My first labor lasted forty hours, and I worked with two labor nurses, both extraordinary. My first nurse brought me through endless contractions while my cervix stubbornly remained three centimeters dilated. A doctor examined me around 12 hours into my labor, and I remember his voice: “You’ll feel some pressure.” I answered, “Go right ahead. You could drive a tractor in, and I wouldn’t feel a thing.” To my complete surprise, the doctor, my husband and my labor nurse all laughed. I hadn’t meant to be funny; I was speaking a simple truth.

I remember exactly what my contractions felt like. The tightening in my outer thighs, radiating to my inner thighs. Then, like a vise, clamping my entire pelvis in a slow-motion internal stretching. Stress to pain to something beyond impossible.

I remember when my first nurse left with the change of shift. I lay in a haze, and realized I was feeling a new set of hands. I was spent, wracked, beyond speech. My second nurse recognized I was in an alternate space, unreachable by the spoken word, so she placed her hands on me. Eyes closed, panting quietly, I thought: “These are the hands of a healer.”

Thirty-eight hours into my labor, I remember gripping my husband’s hands – large hands, with hair on the back – and thinking I had never known such comfort. I remember the moment when the head crowned, thinking through a shock-wave of pain: “It feels like a burning bowling ball.”

When my baby was born, they nestled him in my arms. His eyes were wide, and we stared at each other. He stopped crying immediately, his warmth mingling with mine. Tears filled my eyes — not from pain, not from exhaustion, but from wonder.

For years, I waited to forget the hardest parts. Finally the obvious hit me: I’d never forget because I didn’t want to. Sure it was tough; it’s called “labor” for good reason. But labor was a crucial part of my journey. I’ll never forget because remembering is woven into my fabric. It’s with me, in me, here to stay. Exactly where it belongs.


Amy Kaufman Burk is an author, blogger and mother of three grown children.  Amy wrote her first novel, Hollywood High: Achieve The Honorable, in reaction to seeing gay students bullied in high school. Her second novel, Tightwire, follows a rookie psych intern through her first year of training. Tightwire was written as a voice against the stigma of therapy, and to demonstrate the human capacity to heal. Amy blogs on a variety of subjects including parenting, LGBTQ+, gender equality and a Rolling Stones concert. She also collaborates with educators who include her books in their curriculum.
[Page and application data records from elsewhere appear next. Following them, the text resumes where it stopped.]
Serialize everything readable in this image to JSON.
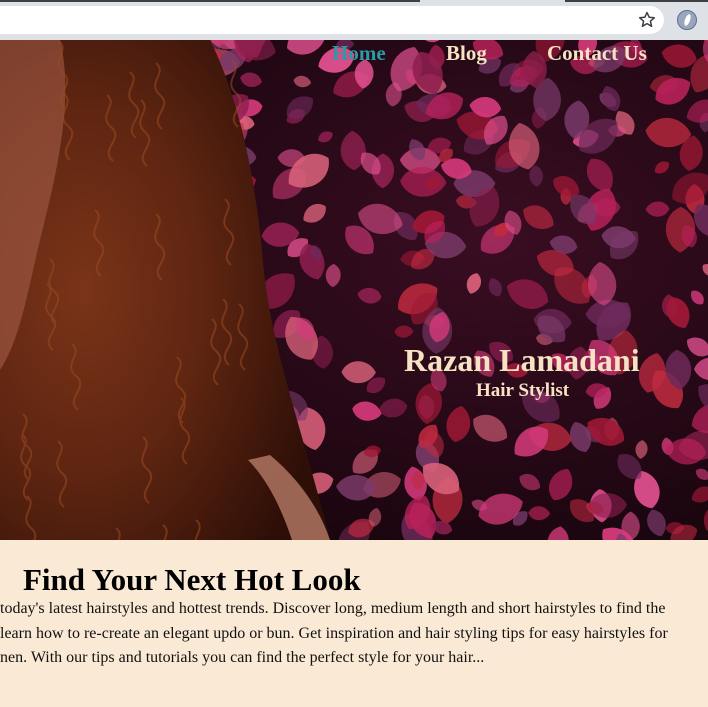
{
  "browser": {
    "star_icon": "star-outline",
    "extension_icon": "extension"
  },
  "nav": {
    "items": [
      {
        "label": "Home",
        "active": true
      },
      {
        "label": "Blog",
        "active": false
      },
      {
        "label": "Contact Us",
        "active": false
      }
    ]
  },
  "hero": {
    "title": "Razan Lamadani",
    "subtitle": "Hair Stylist"
  },
  "content": {
    "heading": "Find Your Next Hot Look",
    "lines": [
      " today's latest hairstyles and hottest trends. Discover long, medium length and short hairstyles to find the",
      " learn how to re-create an elegant updo or bun. Get inspiration and hair styling tips for easy hairstyles for",
      "nen. With our tips and tutorials you can find the perfect style for your hair..."
    ]
  },
  "colors": {
    "nav_active": "#2a9aa4",
    "nav_text": "#f6e3c3",
    "hero_text": "#f6e3c3",
    "content_bg": "#fae9d5"
  }
}
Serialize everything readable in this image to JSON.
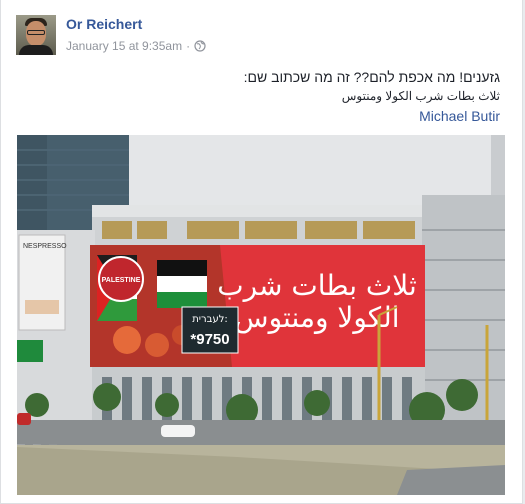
{
  "post": {
    "author": "Or Reichert",
    "timestamp": "January 15 at 9:35am",
    "separator": "·",
    "privacy_icon": "globe-icon",
    "text_line1": "גזענים! מה אכפת להם?? זה מה שכתוב שם:",
    "text_line2": "ثلاث بطات شرب الكولا ومنتوس",
    "mention": "Michael Butir"
  },
  "photo": {
    "billboard_arabic_line1": "ثلاث بطات شرب",
    "billboard_arabic_line2": "الكولا ومنتوس",
    "billboard_hebrew_label": "לעברית:",
    "billboard_number": "*9750",
    "badge_text": "PALESTINE",
    "nespresso_text": "NESPRESSO"
  },
  "colors": {
    "link": "#365899",
    "meta": "#90949c",
    "billboard_red": "#e0343a",
    "billboard_green": "#2f9a3c"
  }
}
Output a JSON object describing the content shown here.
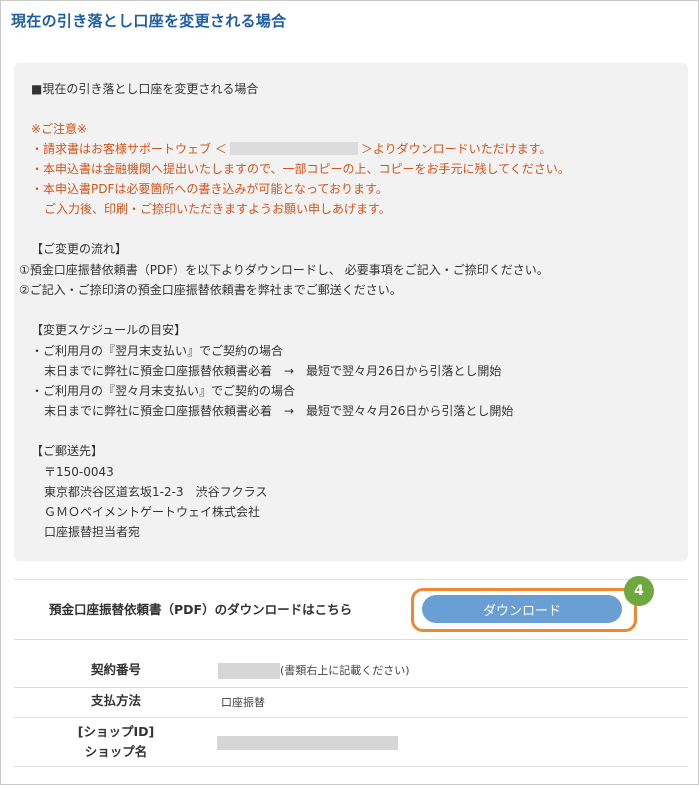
{
  "page": {
    "title": "現在の引き落とし口座を変更される場合"
  },
  "info": {
    "heading": "■現在の引き落とし口座を変更される場合",
    "caution_title": "※ご注意※",
    "caution_1_pre": "・請求書はお客様サポートウェブ ＜",
    "caution_1_post": "＞よりダウンロードいただけます。",
    "caution_2": "・本申込書は金融機関へ提出いたしますので、一部コピーの上、コピーをお手元に残してください。",
    "caution_3": "・本申込書PDFは必要箇所への書き込みが可能となっております。",
    "caution_4": "ご入力後、印刷・ご捺印いただきますようお願い申しあげます。",
    "flow_title": "【ご変更の流れ】",
    "flow_1": "①預金口座振替依頼書（PDF）を以下よりダウンロードし、 必要事項をご記入・ご捺印ください。",
    "flow_2": "②ご記入・ご捺印済の預金口座振替依頼書を弊社までご郵送ください。",
    "schedule_title": "【変更スケジュールの目安】",
    "schedule_1": "・ご利用月の『翌月末支払い』でご契約の場合",
    "schedule_2": "末日までに弊社に預金口座振替依頼書必着　→　最短で翌々月26日から引落とし開始",
    "schedule_3": "・ご利用月の『翌々月末支払い』でご契約の場合",
    "schedule_4": "末日までに弊社に預金口座振替依頼書必着　→　最短で翌々々月26日から引落とし開始",
    "mail_title": "【ご郵送先】",
    "mail_zip": "〒150-0043",
    "mail_address": "東京都渋谷区道玄坂1-2-3　渋谷フクラス",
    "mail_company": "ＧＭＯペイメントゲートウェイ株式会社",
    "mail_dept": "口座振替担当者宛"
  },
  "download": {
    "label": "預金口座振替依頼書（PDF）のダウンロードはこちら",
    "button_label": "ダウンロード",
    "step_badge": "4",
    "highlight_color": "#ee8733",
    "badge_color": "#6ea83f"
  },
  "details": {
    "contract_label": "契約番号",
    "contract_note": "(書類右上に記載ください)",
    "payment_label": "支払方法",
    "payment_value": "口座振替",
    "shop_label_1": "[ショップID]",
    "shop_label_2": "ショップ名"
  },
  "colors": {
    "title": "#1f5fa0",
    "caution": "#d3541a",
    "button": "#6a9fd4"
  }
}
Amy’s Author Page On Amazon



Filed under family, motherhood, parenthood